One of the two Route 119 bridges connecting Brattleboro and Hinsdale, shown here in a file photo, links Brattleboro to the west side of the island on the Connecticut River.

HINSDALE — A long-awaited project to build a new bridge over the Connecticut River between Hinsdale and Brattleboro will receive a $12 million federal grant, according to a news release from U.S. Sen. Jeanne Shaheen’s office Wednesday.

Fellow New Hampshire Democrats U.S. Rep. Annie Kuster and U.S. Sen. Maggie Hassan were also involved in securing the funding.

The new bridge will replace the old red-listed double truss bridges that flank Hinsdale Island and carry Route 119 over the river.

According to the N.H. Department of Transportation, the total cost of the project will be $40 million, split between federal funds and the states of Vermont and New Hampshire.
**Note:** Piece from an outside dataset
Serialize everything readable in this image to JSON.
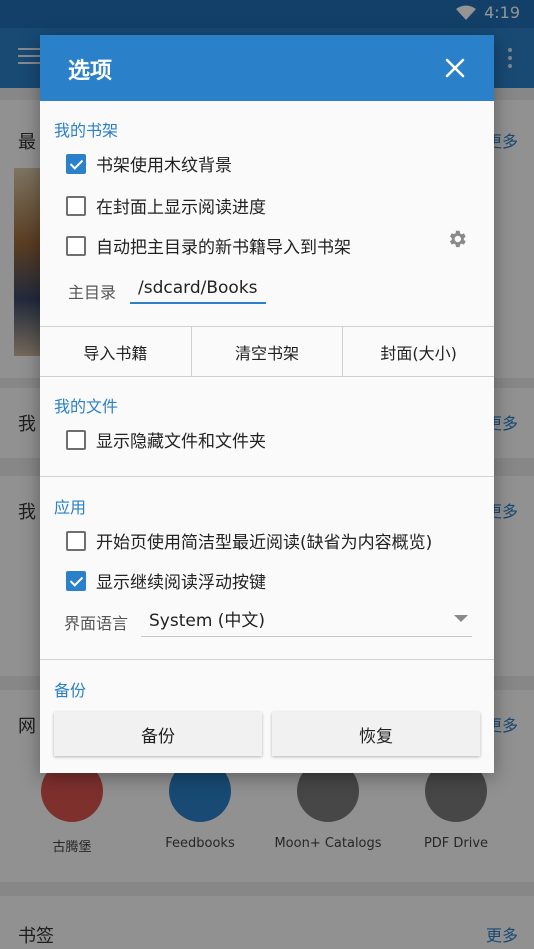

N.H. DOT estimates construction will begin next August, and for the new bridge to be open for traffic in 2023.

A Shaheen spokesman confirmed the newly announced funding will keep the project timeline on track for 2023.

“[The select board] is very happy. I believe the money was expected, but we are very happy that it’s coming and going toward this project," said Selectman Steve Diorio Thursday morning.

Plans call for the existing Anna Hunt Marsh and Charles Dana bridges to be rehabilitated for pedestrians after the new bypass bridge is erected and opened.

The grant comes as part of the U.S. Department of Transportation’s 2019 Better Utilizing Investments to Leverage Development (BUILD 2019) program.

The funding source was previously known as a TIGER grant (Transportation Investment Generating Economic Recovery).

In a July letter to DOT Secretary Elaine Chao, Shaheen cited the broader economic importance of the bridges.

“This crossing is critical for the movement of goods and people locally, regionally and internationally,” Shaheen wrote. “It carries the vital highway NH Route 119, which connects Cheshire County and the Monadnock Region of New Hampshire to the international trade corridor of Interstate 91 in Vermont, which then connects the region to the Canadian trade market to the north and the larger New England ports to the south.

“Without these bridges,” Shaheen continues, “the closest crossing requires a 16.9-mile detour to the north through Chesterfield or a 19-mile detour to the south through Massachusetts.”

Shaheen spoke with Chao about the grant Wednesday afternoon, according to a spokesman.

In Wednesday’s news release, Kuster and Hassan touted the federal funding.

“This critical $12 million grant to build a new bridge across the Connecticut River will make a significant difference for Granite Staters, improving the connectivity, economic vitality, and quality of life in the region,” Hassan said.

Plans to replace the bridges have been part of New Hampshire’s 10-year transportation plan since 1994, with several delays following suit. The project was omitted completely from the 2013-22 plan due to lack of funding before landing back in the 2015-24 plan.

Jake Lahut can be reached at 352-1234, extension 1435, or jlahut@keenesentinel.com. Follow him on Twitter @JakeLahut.